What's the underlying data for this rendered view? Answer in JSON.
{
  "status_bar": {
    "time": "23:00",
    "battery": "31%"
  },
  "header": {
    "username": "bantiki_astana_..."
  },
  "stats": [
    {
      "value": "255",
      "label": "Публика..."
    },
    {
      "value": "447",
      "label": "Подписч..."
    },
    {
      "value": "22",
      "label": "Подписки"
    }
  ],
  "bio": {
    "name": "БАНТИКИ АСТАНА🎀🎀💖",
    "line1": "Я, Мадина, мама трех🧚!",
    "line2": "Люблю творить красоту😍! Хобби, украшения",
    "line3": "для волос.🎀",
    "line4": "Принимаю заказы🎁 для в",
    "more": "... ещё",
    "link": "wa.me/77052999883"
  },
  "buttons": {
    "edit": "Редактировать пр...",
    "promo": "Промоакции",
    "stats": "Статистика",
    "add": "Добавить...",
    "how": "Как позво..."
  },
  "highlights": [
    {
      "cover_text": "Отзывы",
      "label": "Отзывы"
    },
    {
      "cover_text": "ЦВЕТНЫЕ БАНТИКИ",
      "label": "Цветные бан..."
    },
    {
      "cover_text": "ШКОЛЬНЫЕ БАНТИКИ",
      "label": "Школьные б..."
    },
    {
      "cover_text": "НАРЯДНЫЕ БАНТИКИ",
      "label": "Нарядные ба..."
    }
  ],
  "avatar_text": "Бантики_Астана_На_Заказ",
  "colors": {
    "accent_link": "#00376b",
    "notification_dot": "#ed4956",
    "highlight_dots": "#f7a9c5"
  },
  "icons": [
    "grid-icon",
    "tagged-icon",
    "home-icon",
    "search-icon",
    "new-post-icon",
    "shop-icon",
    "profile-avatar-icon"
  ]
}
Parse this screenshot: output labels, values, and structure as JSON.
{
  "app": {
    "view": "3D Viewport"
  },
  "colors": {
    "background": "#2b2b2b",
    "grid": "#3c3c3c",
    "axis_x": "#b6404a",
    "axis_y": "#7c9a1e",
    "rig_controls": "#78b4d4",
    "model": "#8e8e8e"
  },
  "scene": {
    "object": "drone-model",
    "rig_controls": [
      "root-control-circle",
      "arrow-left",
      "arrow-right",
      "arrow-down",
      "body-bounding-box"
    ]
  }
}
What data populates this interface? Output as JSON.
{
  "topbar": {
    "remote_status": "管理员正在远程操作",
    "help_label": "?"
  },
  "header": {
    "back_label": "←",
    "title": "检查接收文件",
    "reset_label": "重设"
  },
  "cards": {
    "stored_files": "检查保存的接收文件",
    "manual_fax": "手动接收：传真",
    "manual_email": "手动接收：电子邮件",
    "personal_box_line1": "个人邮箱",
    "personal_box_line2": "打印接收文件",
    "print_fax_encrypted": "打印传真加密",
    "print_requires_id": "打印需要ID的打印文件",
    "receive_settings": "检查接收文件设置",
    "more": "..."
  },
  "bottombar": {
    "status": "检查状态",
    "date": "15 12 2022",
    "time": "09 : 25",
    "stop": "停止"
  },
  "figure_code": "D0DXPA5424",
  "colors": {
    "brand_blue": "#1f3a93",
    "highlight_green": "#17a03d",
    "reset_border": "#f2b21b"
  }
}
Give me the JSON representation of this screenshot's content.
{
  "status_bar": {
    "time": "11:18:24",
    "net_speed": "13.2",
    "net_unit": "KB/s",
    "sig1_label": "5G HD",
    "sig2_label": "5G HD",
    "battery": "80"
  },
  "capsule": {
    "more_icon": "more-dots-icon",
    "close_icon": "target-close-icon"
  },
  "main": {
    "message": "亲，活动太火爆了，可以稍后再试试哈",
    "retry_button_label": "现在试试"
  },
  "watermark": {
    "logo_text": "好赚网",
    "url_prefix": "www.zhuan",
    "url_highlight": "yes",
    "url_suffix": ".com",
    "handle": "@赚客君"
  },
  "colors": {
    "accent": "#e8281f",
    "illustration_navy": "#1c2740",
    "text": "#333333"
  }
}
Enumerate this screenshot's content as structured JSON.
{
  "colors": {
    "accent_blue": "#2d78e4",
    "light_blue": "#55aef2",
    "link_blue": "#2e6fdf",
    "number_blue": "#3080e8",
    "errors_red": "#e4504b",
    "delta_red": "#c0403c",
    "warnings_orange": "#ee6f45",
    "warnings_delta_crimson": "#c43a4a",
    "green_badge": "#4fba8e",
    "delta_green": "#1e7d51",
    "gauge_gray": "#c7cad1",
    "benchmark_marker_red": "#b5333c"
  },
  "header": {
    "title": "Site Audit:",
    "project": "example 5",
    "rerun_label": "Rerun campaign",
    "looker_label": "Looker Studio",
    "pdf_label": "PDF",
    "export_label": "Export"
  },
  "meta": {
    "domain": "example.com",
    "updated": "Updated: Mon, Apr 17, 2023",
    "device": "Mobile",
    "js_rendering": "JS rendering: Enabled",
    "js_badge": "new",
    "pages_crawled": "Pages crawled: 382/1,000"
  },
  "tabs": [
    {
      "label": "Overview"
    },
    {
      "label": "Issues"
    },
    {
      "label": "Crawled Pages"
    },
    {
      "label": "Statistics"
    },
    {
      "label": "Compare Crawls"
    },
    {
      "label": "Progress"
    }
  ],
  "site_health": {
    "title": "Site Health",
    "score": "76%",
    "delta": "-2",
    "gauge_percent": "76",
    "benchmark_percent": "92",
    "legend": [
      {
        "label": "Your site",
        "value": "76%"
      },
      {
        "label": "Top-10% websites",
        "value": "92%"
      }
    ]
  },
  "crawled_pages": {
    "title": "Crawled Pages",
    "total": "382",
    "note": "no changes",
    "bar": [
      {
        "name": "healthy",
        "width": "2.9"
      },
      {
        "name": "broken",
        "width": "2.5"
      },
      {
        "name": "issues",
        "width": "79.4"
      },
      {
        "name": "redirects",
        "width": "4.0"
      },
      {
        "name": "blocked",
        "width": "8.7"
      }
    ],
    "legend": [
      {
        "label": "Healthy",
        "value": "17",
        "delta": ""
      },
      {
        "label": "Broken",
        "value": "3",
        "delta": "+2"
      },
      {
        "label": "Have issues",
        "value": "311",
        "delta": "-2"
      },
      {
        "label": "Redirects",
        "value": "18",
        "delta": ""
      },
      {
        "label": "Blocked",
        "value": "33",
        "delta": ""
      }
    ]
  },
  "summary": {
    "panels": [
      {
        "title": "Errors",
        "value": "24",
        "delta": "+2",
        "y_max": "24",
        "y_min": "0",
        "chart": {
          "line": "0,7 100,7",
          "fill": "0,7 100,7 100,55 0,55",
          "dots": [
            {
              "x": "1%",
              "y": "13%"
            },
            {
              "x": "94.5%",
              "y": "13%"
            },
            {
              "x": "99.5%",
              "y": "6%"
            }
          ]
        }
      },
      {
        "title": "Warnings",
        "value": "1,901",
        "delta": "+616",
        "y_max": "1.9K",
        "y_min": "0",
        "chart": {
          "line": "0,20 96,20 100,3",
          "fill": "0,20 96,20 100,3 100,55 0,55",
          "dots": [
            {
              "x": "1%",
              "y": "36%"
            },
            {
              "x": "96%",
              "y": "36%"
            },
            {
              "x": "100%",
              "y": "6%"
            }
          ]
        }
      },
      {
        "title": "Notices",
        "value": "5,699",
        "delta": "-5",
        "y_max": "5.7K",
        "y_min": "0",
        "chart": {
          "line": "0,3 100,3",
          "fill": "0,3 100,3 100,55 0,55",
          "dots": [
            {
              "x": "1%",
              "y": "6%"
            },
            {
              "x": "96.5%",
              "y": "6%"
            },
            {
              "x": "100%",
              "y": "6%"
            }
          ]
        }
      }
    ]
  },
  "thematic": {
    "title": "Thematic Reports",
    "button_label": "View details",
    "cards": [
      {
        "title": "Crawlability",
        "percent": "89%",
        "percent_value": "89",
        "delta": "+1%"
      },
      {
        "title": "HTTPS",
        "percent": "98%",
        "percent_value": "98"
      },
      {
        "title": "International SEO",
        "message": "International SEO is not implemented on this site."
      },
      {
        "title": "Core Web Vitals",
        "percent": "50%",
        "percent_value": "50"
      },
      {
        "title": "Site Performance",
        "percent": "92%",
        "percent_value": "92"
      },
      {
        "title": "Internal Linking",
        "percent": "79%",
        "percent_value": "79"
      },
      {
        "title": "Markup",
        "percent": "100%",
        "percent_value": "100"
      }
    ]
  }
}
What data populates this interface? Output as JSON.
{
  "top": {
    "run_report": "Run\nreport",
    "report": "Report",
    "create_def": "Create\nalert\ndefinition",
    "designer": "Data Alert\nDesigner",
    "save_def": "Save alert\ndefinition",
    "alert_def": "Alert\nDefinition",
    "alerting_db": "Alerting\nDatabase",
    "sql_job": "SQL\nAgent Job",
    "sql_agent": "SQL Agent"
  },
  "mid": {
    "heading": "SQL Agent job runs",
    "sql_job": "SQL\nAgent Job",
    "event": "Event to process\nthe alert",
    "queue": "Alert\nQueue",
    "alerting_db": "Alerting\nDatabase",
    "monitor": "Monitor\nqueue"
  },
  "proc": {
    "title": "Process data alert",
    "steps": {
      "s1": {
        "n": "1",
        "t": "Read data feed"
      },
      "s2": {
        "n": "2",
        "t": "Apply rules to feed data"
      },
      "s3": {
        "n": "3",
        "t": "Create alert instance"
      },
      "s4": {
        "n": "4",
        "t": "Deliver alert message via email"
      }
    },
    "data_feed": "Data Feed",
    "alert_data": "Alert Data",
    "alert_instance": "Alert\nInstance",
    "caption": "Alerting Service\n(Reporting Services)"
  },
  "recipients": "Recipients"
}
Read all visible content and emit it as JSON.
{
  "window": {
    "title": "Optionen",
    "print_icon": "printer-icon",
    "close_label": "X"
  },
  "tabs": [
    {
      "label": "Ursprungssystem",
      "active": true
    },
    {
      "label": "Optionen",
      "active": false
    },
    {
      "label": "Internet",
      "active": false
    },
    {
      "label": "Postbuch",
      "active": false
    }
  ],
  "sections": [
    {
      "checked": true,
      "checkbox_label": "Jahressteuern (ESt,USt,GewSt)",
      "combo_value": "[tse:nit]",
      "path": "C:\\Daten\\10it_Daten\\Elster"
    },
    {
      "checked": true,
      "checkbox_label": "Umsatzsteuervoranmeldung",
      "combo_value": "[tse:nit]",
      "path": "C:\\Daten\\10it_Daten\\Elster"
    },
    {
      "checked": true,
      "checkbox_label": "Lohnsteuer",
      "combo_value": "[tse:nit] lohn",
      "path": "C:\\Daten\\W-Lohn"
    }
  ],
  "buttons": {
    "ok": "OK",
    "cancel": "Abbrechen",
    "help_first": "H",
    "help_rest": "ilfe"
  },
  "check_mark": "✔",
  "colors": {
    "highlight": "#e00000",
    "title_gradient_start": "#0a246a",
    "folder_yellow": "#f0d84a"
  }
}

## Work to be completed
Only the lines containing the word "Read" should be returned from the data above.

## Your response
        "t": "Read data feed"
Read all visible content and emit it as JSON.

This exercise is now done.